So, what are they ? They sound harmless enough when you hear them being discussed by Minister Lenihan and the assorted ‘banking analist’s’ but unfortunately nothing could be further from the truth. The ‘Associated Loans’ are the amount of money that was lent to developers which was secured against, wait for it…., the anticipated increase in the value of the underlying asset ! The formula used to calculate the anticipated increase in value is the same one that you would use to calculate the length of a piece of string….
For example, a developer initially seeks to borrow say €40 million to purchase a parcel of land or building. They agree with the bank that over the term of the loan the value of the asset purchased will increase by say, €30 million. So the bank, being keen to make even higher profits and bonuses for the staff, lend them a further €25M (just to be on the ‘safe’ side), using the projected increase in value of the original property as the collateral. How utterly mad is that ?
The problem arises when the value of the property goes down in value instead of rising as originally anticipated. Now you have a situation whereby the initial loan is ‘toxic’ and consequently the so called associated loan (the loan on the loan!) is also ‘toxic’ as a result. So what was valued at €40M originally, now has €65 million borrowed against the original asset, which has dropped in value by say 50% or €20 million. And now they obviously have to write off the ‘anticipated increase’ as well.
If you decided to get a 10 year mortgage on a house that cost €1 million the bank would probably insist that you put up at least 25% i.e. €250,000 deposit, before they would lend you the remaining €750,000. The primary reason for this is that should the value of the property goes down, it would have to drop substantially before the bank actually may lose some money. Funnily enough, this type of prudence did not apply when banks were lending to developers. If you were a developer you would probably have probably walked out of the bank with a €3 million mortgage and no deposit down i.e. €1 million to purchase the property and a further €2 million in “associated loans” based on the potential increase in the value of the house over the next 10 years.
Basically for you and me the banks insist that we provide 25% of the purchase price whereas a developer might borrow up to 150% with no deposit! Considering the amount of very greedy people in the world is it any wonder that they took as much money as they could from the banks? At the height of the boom even a complete Muppet could make substantial cash as long as they could borrow.
Of course, whether you could borrow in the first place was primarily dependent upon whether or not you knew the right people. Mick Wallis, the guy who built the Italian quarter in Dublin, said recently during a television interview, “I was having difficulty raising the cash required for a substantial development and I was advised (by one of the party men) that if I wanted to play with the big boys, I needed to cut my hair, buy a suit, and join Fianna Fail”. Being the decent bloke that I know him to be, he didn’t. Maybe if he did then he could have gone for coffee with Michael Fingleton, the former head of Irish Nationwide, and got all the money he needed. Lot’s of others did.
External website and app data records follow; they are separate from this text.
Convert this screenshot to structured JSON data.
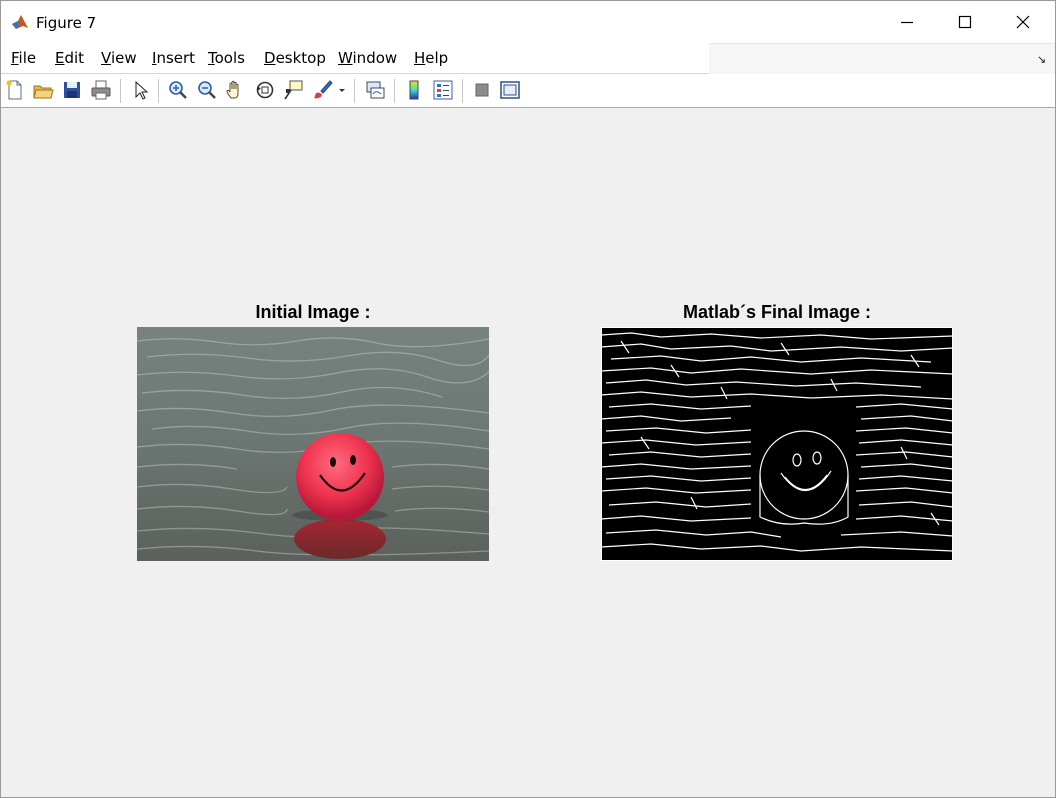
{
  "window": {
    "title": "Figure 7",
    "controls": {
      "minimize": "minimize",
      "maximize": "maximize",
      "close": "close"
    }
  },
  "menu": {
    "items": [
      {
        "underline": "F",
        "rest": "ile"
      },
      {
        "underline": "E",
        "rest": "dit"
      },
      {
        "underline": "V",
        "rest": "iew"
      },
      {
        "underline": "I",
        "rest": "nsert"
      },
      {
        "underline": "T",
        "rest": "ools"
      },
      {
        "underline": "D",
        "rest": "esktop"
      },
      {
        "underline": "W",
        "rest": "indow"
      },
      {
        "underline": "H",
        "rest": "elp"
      }
    ]
  },
  "toolbar": {
    "icons": [
      "new-figure-icon",
      "open-icon",
      "save-icon",
      "print-icon",
      "select-arrow-icon",
      "zoom-in-icon",
      "zoom-out-icon",
      "pan-hand-icon",
      "rotate-3d-icon",
      "data-cursor-icon",
      "brush-icon",
      "link-plot-icon",
      "colorbar-icon",
      "legend-icon",
      "hide-plot-tools-icon",
      "show-plot-tools-icon"
    ]
  },
  "figure": {
    "left_title": "Initial Image :",
    "right_title": "Matlab´s Final Image :"
  },
  "colors": {
    "window_bg": "#f0f0f0",
    "ball": "#f0344f",
    "water": "#6e7a76",
    "edges_bg": "#000000"
  }
}
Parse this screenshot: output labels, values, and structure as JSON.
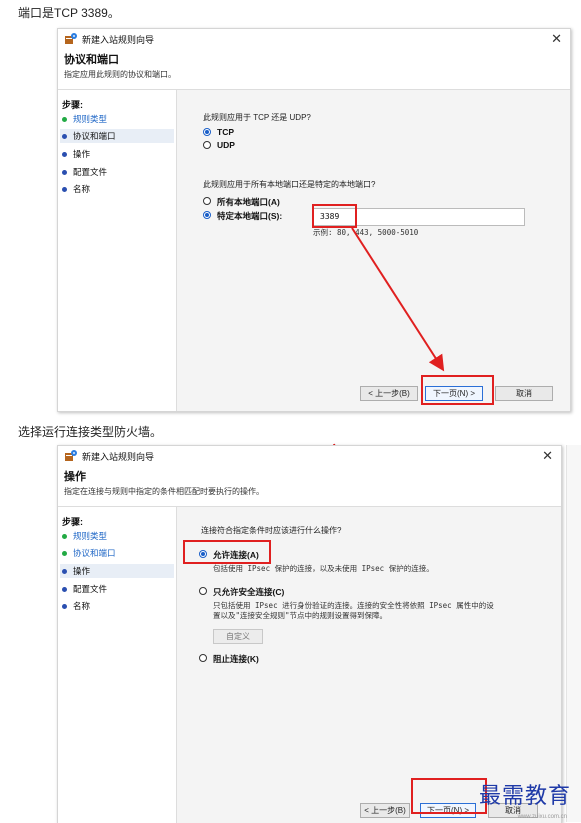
{
  "captions": {
    "first": "端口是TCP 3389。",
    "second": "选择运行连接类型防火墙。"
  },
  "dialog1": {
    "window_title": "新建入站规则向导",
    "header_title": "协议和端口",
    "header_desc": "指定应用此规则的协议和端口。",
    "steps_title": "步骤:",
    "steps": [
      "规则类型",
      "协议和端口",
      "操作",
      "配置文件",
      "名称"
    ],
    "q_protocol": "此规则应用于 TCP 还是 UDP?",
    "opt_tcp": "TCP",
    "opt_udp": "UDP",
    "q_ports": "此规则应用于所有本地端口还是特定的本地端口?",
    "opt_all_ports": "所有本地端口(A)",
    "opt_specific_ports": "特定本地端口(S):",
    "port_value": "3389",
    "port_example": "示例: 80, 443, 5000-5010",
    "btn_back": "< 上一步(B)",
    "btn_next": "下一页(N) >",
    "btn_cancel": "取消"
  },
  "dialog2": {
    "window_title": "新建入站规则向导",
    "header_title": "操作",
    "header_desc": "指定在连接与规则中指定的条件相匹配时要执行的操作。",
    "steps_title": "步骤:",
    "steps": [
      "规则类型",
      "协议和端口",
      "操作",
      "配置文件",
      "名称"
    ],
    "q_action": "连接符合指定条件时应该进行什么操作?",
    "opt_allow": "允许连接(A)",
    "opt_allow_desc": "包括使用 IPsec 保护的连接，以及未使用 IPsec 保护的连接。",
    "opt_secure": "只允许安全连接(C)",
    "opt_secure_desc_1": "只包括使用 IPsec 进行身份验证的连接。连接的安全性将依照 IPsec 属性中的设",
    "opt_secure_desc_2": "置以及\"连接安全规则\"节点中的规则设置得到保障。",
    "btn_customize": "自定义",
    "opt_block": "阻止连接(K)",
    "btn_back": "< 上一步(B)",
    "btn_next": "下一页(N) >",
    "btn_cancel": "取消"
  },
  "watermark": {
    "text": "最需教育",
    "sub": "www.zuixu.com.cn"
  },
  "colors": {
    "annotation_red": "#e02020",
    "accent_blue": "#1a5fc8",
    "link_blue": "#1e66c6",
    "done_green": "#22aa44"
  }
}
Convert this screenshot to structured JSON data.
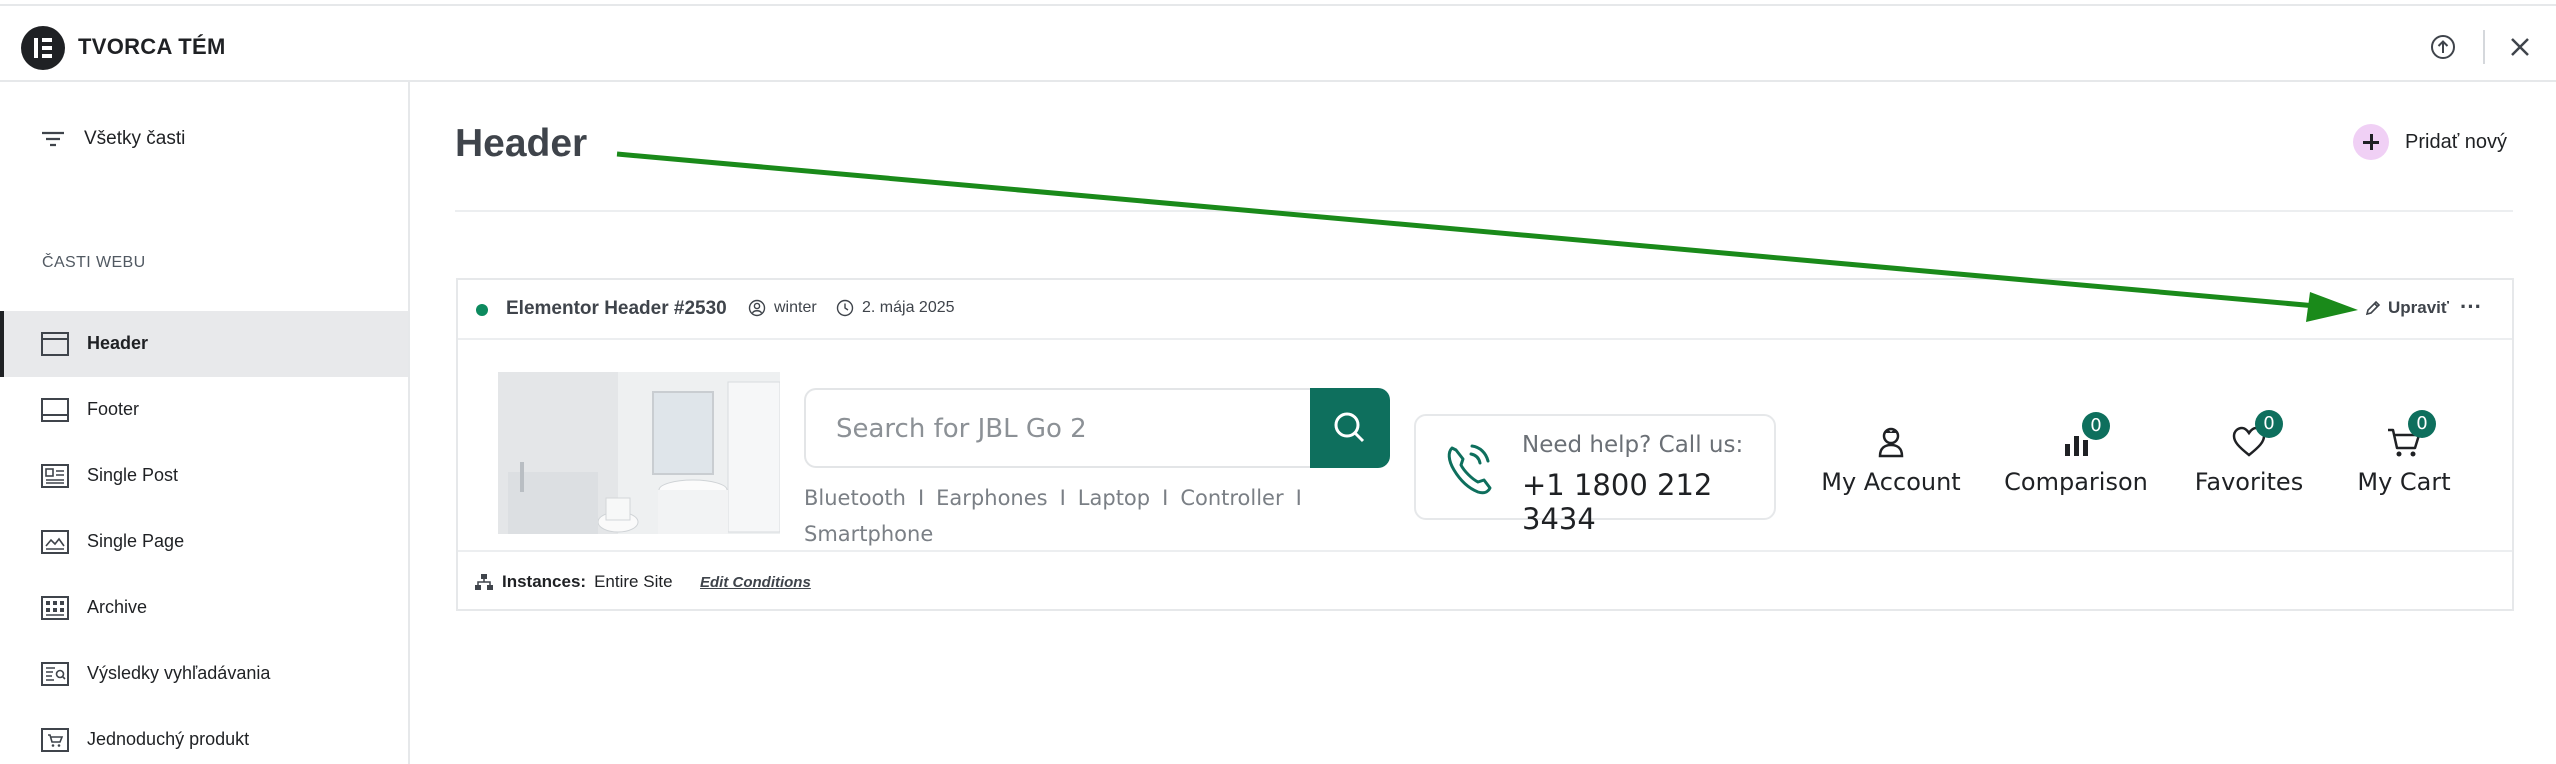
{
  "topbar": {
    "app_title": "TVORCA TÉM",
    "help_icon": "upload-circle-icon",
    "close_icon": "close-icon"
  },
  "sidebar": {
    "all_parts_label": "Všetky časti",
    "section_label": "ČASTI WEBU",
    "items": [
      {
        "label": "Header",
        "icon": "header-layout-icon",
        "active": true
      },
      {
        "label": "Footer",
        "icon": "footer-layout-icon",
        "active": false
      },
      {
        "label": "Single Post",
        "icon": "single-post-icon",
        "active": false
      },
      {
        "label": "Single Page",
        "icon": "single-page-icon",
        "active": false
      },
      {
        "label": "Archive",
        "icon": "archive-grid-icon",
        "active": false
      },
      {
        "label": "Výsledky vyhľadávania",
        "icon": "search-results-icon",
        "active": false
      },
      {
        "label": "Jednoduchý produkt",
        "icon": "product-icon",
        "active": false
      }
    ]
  },
  "main": {
    "title": "Header",
    "add_new_label": "Pridať nový"
  },
  "card": {
    "title": "Elementor Header #2530",
    "author": "winter",
    "date": "2. mája 2025",
    "edit_label": "Upraviť",
    "more_label": "···",
    "status_color": "#0c8a5e",
    "preview": {
      "search_placeholder": "Search for JBL Go 2",
      "tags": [
        "Bluetooth",
        "Earphones",
        "Laptop",
        "Controller",
        "Smartphone"
      ],
      "tag_separator": "I",
      "help_line1": "Need help? Call us:",
      "help_line2": "+1 1800 212 3434",
      "account_label": "My Account",
      "comparison_label": "Comparison",
      "comparison_count": "0",
      "favorites_label": "Favorites",
      "favorites_count": "0",
      "cart_label": "My Cart",
      "cart_count": "0",
      "accent_color": "#0e6f5d"
    },
    "instances_label": "Instances:",
    "instances_value": "Entire Site",
    "edit_conditions_label": "Edit Conditions"
  },
  "annotation": {
    "arrow_color": "#1a8a1a"
  }
}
Incidentally, it may surprise you that Ernst & Young received €9.1m in fees from the Anglo Irish audit over the past 10 years. But a far bigger surprise is that the accountants from the company, which gave Anglo Irish Bank the all-clear, are now getting paid up to €3,000-a-day to examine the books of Irish Nationwide! They can be as incompetent as a 10 year old and still have no trouble getting work ? It would make you start to question how many of the top brass in Ernst & Young have met with senior members of the Fianna Fail party or have provided financial support during elections? The “old school tie” culture is very much alive and well in Ireland and they are not all in E&Y.
Going back to our original example in the first paragraph the final result of this ‘Alice in Wonderland’ banking where the developer initially sought to borrow €40 million, is that the bank is sitting on a net ‘development land’ bad debt (NAMA Speak) of €20 million PLUS a further €25 million in the ‘Associated’ loans. That brings the total loss to €45 Million (the €65 million loan minus the present value of €20 million). So through the wonderful workings of NAMA you and I will pick up the debt and no one ever asks the one pertinent question i.e. who is holding the €65 million that was paid for the asset in the first place and where the fuck is it ???
Did you know ? – trivia
If you refrigerate powdered mustard after mixing with water the ‘heat’ of the mustard will increase by 30% ! The reason for this is that there is an enzyme in the mustard which is activated once it reaches 5 degrees C. Makes a huge difference to a bit of Rib Eye 🙂